# WORK INSTRUCTION
The result should be all the records, exact and complete, without a single picture.
(Beginning of TASK INPUTS)
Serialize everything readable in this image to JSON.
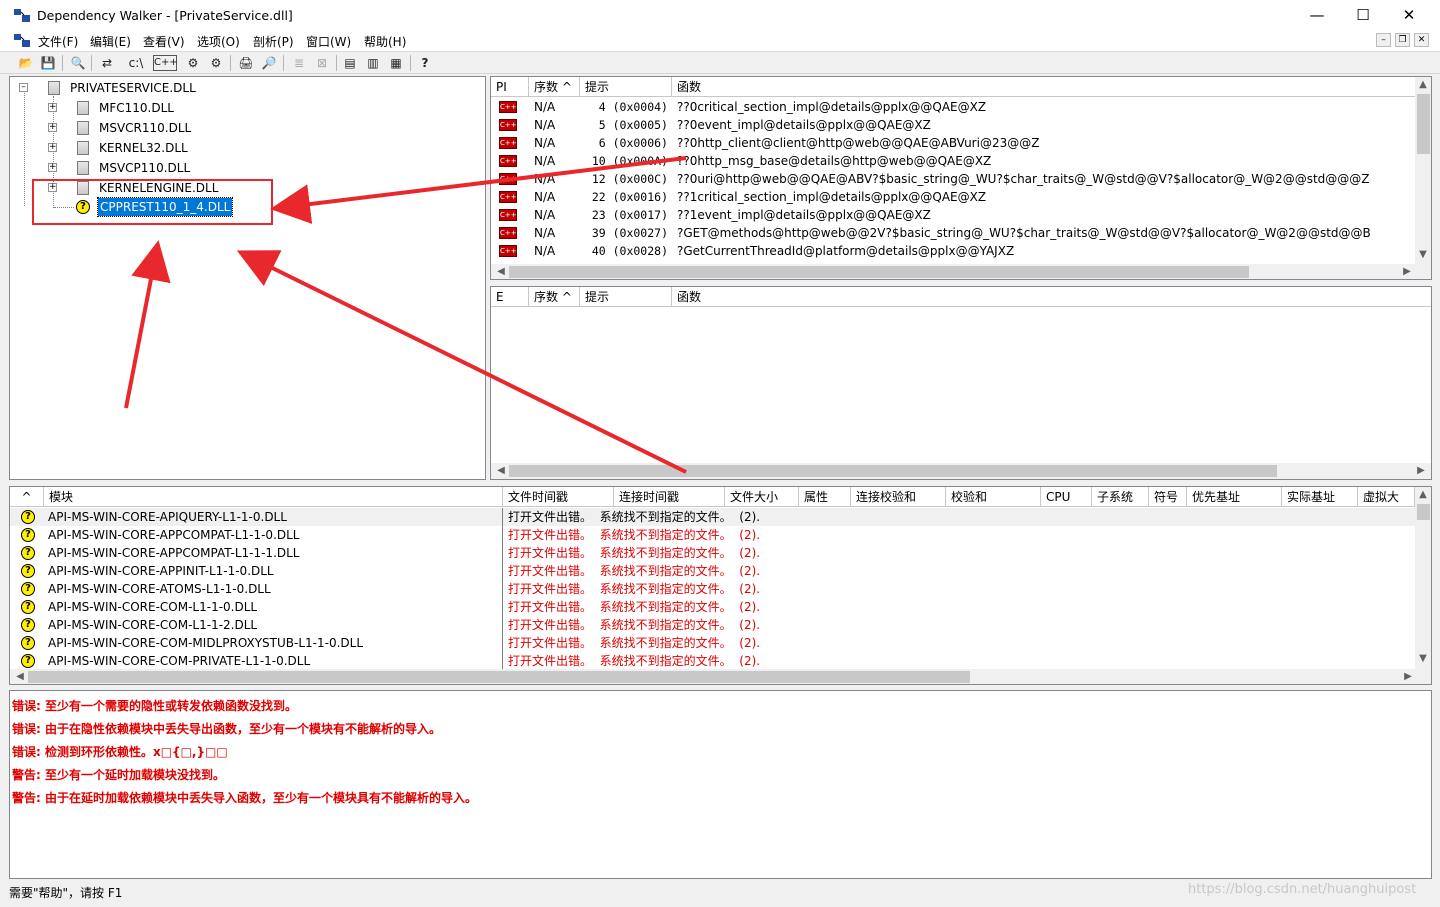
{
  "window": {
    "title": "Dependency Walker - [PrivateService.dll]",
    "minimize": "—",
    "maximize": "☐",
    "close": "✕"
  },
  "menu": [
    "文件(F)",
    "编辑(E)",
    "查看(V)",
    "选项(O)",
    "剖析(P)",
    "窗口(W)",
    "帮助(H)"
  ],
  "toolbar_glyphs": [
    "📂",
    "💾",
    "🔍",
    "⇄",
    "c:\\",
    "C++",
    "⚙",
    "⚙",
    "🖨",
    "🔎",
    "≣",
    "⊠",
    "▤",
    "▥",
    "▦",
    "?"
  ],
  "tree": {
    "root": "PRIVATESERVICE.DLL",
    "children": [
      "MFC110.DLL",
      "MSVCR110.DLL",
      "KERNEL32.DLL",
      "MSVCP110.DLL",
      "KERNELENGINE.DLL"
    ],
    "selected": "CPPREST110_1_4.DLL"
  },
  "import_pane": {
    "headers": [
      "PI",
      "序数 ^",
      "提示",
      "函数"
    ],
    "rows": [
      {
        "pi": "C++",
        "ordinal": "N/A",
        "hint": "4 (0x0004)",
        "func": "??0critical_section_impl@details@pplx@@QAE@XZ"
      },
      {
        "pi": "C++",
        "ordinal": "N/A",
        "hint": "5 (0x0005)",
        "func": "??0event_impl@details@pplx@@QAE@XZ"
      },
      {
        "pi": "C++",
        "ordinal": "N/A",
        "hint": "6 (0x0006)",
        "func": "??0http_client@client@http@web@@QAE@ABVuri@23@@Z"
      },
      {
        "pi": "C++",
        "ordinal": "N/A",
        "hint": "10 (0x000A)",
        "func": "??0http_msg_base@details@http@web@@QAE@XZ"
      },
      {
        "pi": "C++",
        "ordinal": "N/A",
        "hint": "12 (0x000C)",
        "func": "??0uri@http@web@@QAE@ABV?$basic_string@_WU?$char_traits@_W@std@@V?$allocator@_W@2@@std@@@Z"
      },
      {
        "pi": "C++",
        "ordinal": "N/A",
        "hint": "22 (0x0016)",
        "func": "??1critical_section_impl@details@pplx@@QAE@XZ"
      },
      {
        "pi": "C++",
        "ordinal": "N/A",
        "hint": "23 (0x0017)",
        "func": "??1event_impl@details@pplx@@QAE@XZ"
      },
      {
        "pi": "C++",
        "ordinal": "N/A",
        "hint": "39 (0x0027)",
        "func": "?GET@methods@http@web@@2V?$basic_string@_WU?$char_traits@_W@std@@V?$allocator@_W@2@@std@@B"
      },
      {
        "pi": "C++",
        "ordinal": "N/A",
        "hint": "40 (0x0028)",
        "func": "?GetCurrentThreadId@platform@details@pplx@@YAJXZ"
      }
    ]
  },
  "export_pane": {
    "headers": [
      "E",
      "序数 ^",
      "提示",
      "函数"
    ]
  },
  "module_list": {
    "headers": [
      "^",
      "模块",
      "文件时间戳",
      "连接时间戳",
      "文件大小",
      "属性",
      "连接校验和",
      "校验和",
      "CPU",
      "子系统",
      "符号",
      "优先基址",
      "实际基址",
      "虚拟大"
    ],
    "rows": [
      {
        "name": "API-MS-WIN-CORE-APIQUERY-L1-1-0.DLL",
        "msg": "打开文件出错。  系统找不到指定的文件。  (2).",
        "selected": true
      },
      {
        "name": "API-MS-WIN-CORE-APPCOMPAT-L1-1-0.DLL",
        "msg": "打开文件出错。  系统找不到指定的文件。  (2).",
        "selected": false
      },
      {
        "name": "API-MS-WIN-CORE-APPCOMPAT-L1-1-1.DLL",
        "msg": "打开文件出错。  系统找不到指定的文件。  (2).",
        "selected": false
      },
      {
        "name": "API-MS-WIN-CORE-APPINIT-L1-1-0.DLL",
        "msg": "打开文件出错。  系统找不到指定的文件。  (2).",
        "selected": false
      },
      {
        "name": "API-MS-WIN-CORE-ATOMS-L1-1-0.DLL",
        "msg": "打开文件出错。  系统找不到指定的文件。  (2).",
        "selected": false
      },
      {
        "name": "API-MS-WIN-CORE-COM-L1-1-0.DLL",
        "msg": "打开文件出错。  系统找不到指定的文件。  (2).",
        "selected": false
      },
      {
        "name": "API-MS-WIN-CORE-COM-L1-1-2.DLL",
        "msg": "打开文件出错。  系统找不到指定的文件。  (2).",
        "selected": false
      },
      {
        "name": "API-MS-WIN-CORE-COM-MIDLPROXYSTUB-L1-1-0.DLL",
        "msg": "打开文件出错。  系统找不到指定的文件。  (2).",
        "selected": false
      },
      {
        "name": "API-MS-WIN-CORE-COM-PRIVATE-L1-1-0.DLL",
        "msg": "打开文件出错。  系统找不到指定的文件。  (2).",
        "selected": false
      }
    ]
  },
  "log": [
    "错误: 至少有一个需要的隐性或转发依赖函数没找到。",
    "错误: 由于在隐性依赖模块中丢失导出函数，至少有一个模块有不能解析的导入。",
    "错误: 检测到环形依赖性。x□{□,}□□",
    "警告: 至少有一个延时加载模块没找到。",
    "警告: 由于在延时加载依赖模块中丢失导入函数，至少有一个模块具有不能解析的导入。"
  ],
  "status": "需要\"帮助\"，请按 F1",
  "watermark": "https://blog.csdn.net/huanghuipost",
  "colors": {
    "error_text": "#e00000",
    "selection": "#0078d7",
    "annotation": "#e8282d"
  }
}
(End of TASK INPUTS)
# WRITTEN ANSWER
Serialize everything readable in this image to JSON.
{
  "window": {
    "title": "Dependency Walker - [PrivateService.dll]",
    "minimize": "—",
    "maximize": "☐",
    "close": "✕"
  },
  "menu": [
    "文件(F)",
    "编辑(E)",
    "查看(V)",
    "选项(O)",
    "剖析(P)",
    "窗口(W)",
    "帮助(H)"
  ],
  "toolbar_glyphs": [
    "📂",
    "💾",
    "🔍",
    "⇄",
    "c:\\",
    "C++",
    "⚙",
    "⚙",
    "🖨",
    "🔎",
    "≣",
    "⊠",
    "▤",
    "▥",
    "▦",
    "?"
  ],
  "tree": {
    "root": "PRIVATESERVICE.DLL",
    "children": [
      "MFC110.DLL",
      "MSVCR110.DLL",
      "KERNEL32.DLL",
      "MSVCP110.DLL",
      "KERNELENGINE.DLL"
    ],
    "selected": "CPPREST110_1_4.DLL"
  },
  "import_pane": {
    "headers": [
      "PI",
      "序数 ^",
      "提示",
      "函数"
    ],
    "rows": [
      {
        "pi": "C++",
        "ordinal": "N/A",
        "hint": "4 (0x0004)",
        "func": "??0critical_section_impl@details@pplx@@QAE@XZ"
      },
      {
        "pi": "C++",
        "ordinal": "N/A",
        "hint": "5 (0x0005)",
        "func": "??0event_impl@details@pplx@@QAE@XZ"
      },
      {
        "pi": "C++",
        "ordinal": "N/A",
        "hint": "6 (0x0006)",
        "func": "??0http_client@client@http@web@@QAE@ABVuri@23@@Z"
      },
      {
        "pi": "C++",
        "ordinal": "N/A",
        "hint": "10 (0x000A)",
        "func": "??0http_msg_base@details@http@web@@QAE@XZ"
      },
      {
        "pi": "C++",
        "ordinal": "N/A",
        "hint": "12 (0x000C)",
        "func": "??0uri@http@web@@QAE@ABV?$basic_string@_WU?$char_traits@_W@std@@V?$allocator@_W@2@@std@@@Z"
      },
      {
        "pi": "C++",
        "ordinal": "N/A",
        "hint": "22 (0x0016)",
        "func": "??1critical_section_impl@details@pplx@@QAE@XZ"
      },
      {
        "pi": "C++",
        "ordinal": "N/A",
        "hint": "23 (0x0017)",
        "func": "??1event_impl@details@pplx@@QAE@XZ"
      },
      {
        "pi": "C++",
        "ordinal": "N/A",
        "hint": "39 (0x0027)",
        "func": "?GET@methods@http@web@@2V?$basic_string@_WU?$char_traits@_W@std@@V?$allocator@_W@2@@std@@B"
      },
      {
        "pi": "C++",
        "ordinal": "N/A",
        "hint": "40 (0x0028)",
        "func": "?GetCurrentThreadId@platform@details@pplx@@YAJXZ"
      }
    ]
  },
  "export_pane": {
    "headers": [
      "E",
      "序数 ^",
      "提示",
      "函数"
    ]
  },
  "module_list": {
    "headers": [
      "^",
      "模块",
      "文件时间戳",
      "连接时间戳",
      "文件大小",
      "属性",
      "连接校验和",
      "校验和",
      "CPU",
      "子系统",
      "符号",
      "优先基址",
      "实际基址",
      "虚拟大"
    ],
    "rows": [
      {
        "name": "API-MS-WIN-CORE-APIQUERY-L1-1-0.DLL",
        "msg": "打开文件出错。  系统找不到指定的文件。  (2).",
        "selected": true
      },
      {
        "name": "API-MS-WIN-CORE-APPCOMPAT-L1-1-0.DLL",
        "msg": "打开文件出错。  系统找不到指定的文件。  (2).",
        "selected": false
      },
      {
        "name": "API-MS-WIN-CORE-APPCOMPAT-L1-1-1.DLL",
        "msg": "打开文件出错。  系统找不到指定的文件。  (2).",
        "selected": false
      },
      {
        "name": "API-MS-WIN-CORE-APPINIT-L1-1-0.DLL",
        "msg": "打开文件出错。  系统找不到指定的文件。  (2).",
        "selected": false
      },
      {
        "name": "API-MS-WIN-CORE-ATOMS-L1-1-0.DLL",
        "msg": "打开文件出错。  系统找不到指定的文件。  (2).",
        "selected": false
      },
      {
        "name": "API-MS-WIN-CORE-COM-L1-1-0.DLL",
        "msg": "打开文件出错。  系统找不到指定的文件。  (2).",
        "selected": false
      },
      {
        "name": "API-MS-WIN-CORE-COM-L1-1-2.DLL",
        "msg": "打开文件出错。  系统找不到指定的文件。  (2).",
        "selected": false
      },
      {
        "name": "API-MS-WIN-CORE-COM-MIDLPROXYSTUB-L1-1-0.DLL",
        "msg": "打开文件出错。  系统找不到指定的文件。  (2).",
        "selected": false
      },
      {
        "name": "API-MS-WIN-CORE-COM-PRIVATE-L1-1-0.DLL",
        "msg": "打开文件出错。  系统找不到指定的文件。  (2).",
        "selected": false
      }
    ]
  },
  "log": [
    "错误: 至少有一个需要的隐性或转发依赖函数没找到。",
    "错误: 由于在隐性依赖模块中丢失导出函数，至少有一个模块有不能解析的导入。",
    "错误: 检测到环形依赖性。x□{□,}□□",
    "警告: 至少有一个延时加载模块没找到。",
    "警告: 由于在延时加载依赖模块中丢失导入函数，至少有一个模块具有不能解析的导入。"
  ],
  "status": "需要\"帮助\"，请按 F1",
  "watermark": "https://blog.csdn.net/huanghuipost",
  "colors": {
    "error_text": "#e00000",
    "selection": "#0078d7",
    "annotation": "#e8282d"
  }
}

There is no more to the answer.